Autobiography of a Cathedral
Louis Howland (The Century Co., 1927)
184 p. First reading.
There are so many good books in the world; it is a pity to spend time reading poor ones. On the other hand, when once I have begun a book I find it difficult to set it aside until I have seen it through to its conclusion. Thankfully, this book was not very long.
In my defence, I think you will agree that the book’s title has promise. I had mentally paired it with Fernand Pouillon’s novel The Stones of the Abbey, which is about the construction of a medieval Cistercian abbey as told through the eyes of its architect. Wouldn’t it be interesting, I thought, to tell the same story from the point of view of the building? Cathedrals are marvellous places, and the old ones (the ones most inclined, one assumes, to write autobiographies) have stood as silent witnesses to the whole breadth of the human drama through the generations, and bear within their own structure many marks of that history. In the right hands, such a story could yield good fruit.

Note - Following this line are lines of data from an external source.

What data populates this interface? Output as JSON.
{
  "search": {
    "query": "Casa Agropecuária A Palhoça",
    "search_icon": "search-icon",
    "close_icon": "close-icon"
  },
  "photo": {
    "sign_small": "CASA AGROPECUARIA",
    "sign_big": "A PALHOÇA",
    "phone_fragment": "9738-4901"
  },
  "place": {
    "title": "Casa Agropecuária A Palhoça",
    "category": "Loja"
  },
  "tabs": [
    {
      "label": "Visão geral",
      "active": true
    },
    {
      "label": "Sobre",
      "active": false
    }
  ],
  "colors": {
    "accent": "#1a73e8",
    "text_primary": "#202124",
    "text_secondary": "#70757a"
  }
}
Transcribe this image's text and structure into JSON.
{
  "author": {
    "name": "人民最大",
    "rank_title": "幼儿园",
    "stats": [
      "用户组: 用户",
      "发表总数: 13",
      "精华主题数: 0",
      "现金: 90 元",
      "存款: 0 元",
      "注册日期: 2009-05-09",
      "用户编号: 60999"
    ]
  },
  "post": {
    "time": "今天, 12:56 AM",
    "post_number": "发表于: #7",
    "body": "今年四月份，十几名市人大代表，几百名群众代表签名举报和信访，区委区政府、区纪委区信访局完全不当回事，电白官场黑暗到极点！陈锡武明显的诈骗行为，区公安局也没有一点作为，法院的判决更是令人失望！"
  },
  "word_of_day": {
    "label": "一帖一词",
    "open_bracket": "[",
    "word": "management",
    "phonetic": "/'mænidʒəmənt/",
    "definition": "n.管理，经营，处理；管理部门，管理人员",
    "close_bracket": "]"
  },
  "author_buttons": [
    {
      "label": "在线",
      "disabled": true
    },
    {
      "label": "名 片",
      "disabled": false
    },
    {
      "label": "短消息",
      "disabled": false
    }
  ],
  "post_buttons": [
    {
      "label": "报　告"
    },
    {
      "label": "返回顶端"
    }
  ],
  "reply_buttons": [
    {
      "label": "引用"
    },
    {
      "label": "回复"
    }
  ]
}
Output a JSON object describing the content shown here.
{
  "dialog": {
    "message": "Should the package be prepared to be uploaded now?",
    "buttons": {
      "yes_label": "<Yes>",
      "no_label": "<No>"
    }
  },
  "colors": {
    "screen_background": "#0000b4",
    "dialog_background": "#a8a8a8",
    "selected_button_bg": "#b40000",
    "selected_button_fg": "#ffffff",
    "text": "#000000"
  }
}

As is so often the case, my expectations were wide of the mark. This book should with greater justice have been called Meditations of a Cathedral, or even Meditations of a Fairly Faithful Anglican Layman, Related to the Reader by Means of a Quaint Conceit. There is no narrative — the unnamed cathedral who speaks is less than 50 years old, and hasn’t much to tell in that regard — so instead we are treated to a series of ruminations on religious subjects such as Sin and Crime, Heresy and Orthodoxy, Modernism and Medievalism, Laughter and Tears, Peace and Forgiveness, Humour, and so on. Even this could have turned out alright, but I’m afraid our author is of a somewhat pedestrian cast of mind, and there is little here to lay a serious claim on one’s attention. At its best — in a late chapter when the cathedral dreams itself several centuries into the future — it rises to a worthwhile meditation on the endurance of Christian faith and culture, and of the cathedral’s role in embodying and proclaiming that faith. But mostly this is inoffensive, mildly charming, and largely forgettable.
The most interesting reading is between the lines. The cathedral is genial and mild-mannered almost to a fault, but does manage to scrape together some high-dudgeon for “the Fundamentalists”. These are the people who are devoted to Scripture and tend to read it literally. Fair enough, such readings are often wrong-headed, but one should choose one’s enemies as carefully as one chooses one’s friends, and there may be fouler things than Fundamentalists stalking the English countryside. Our cathedral is high on the “nobility” and “beauty” of the Anglican tradition, but reserves a certain disdain for those who treat doctrine seriously. Without wishing to oversimplify, I suspect that in this elevation of the aesthetic over the doctrinal, which in my experience is not uncommon among Anglicans, one perceives the seeds of the troubles presently brewing at Lambeth.
Louis Howland apparently wrote several other books, yet I note that, of the nearly half-million members of LibraryThing, I am the only one who has even one of them on his shelf. This inspires in me thoughts on the vanity of this life in which we are like grass that the wind blows away. I will keep the book.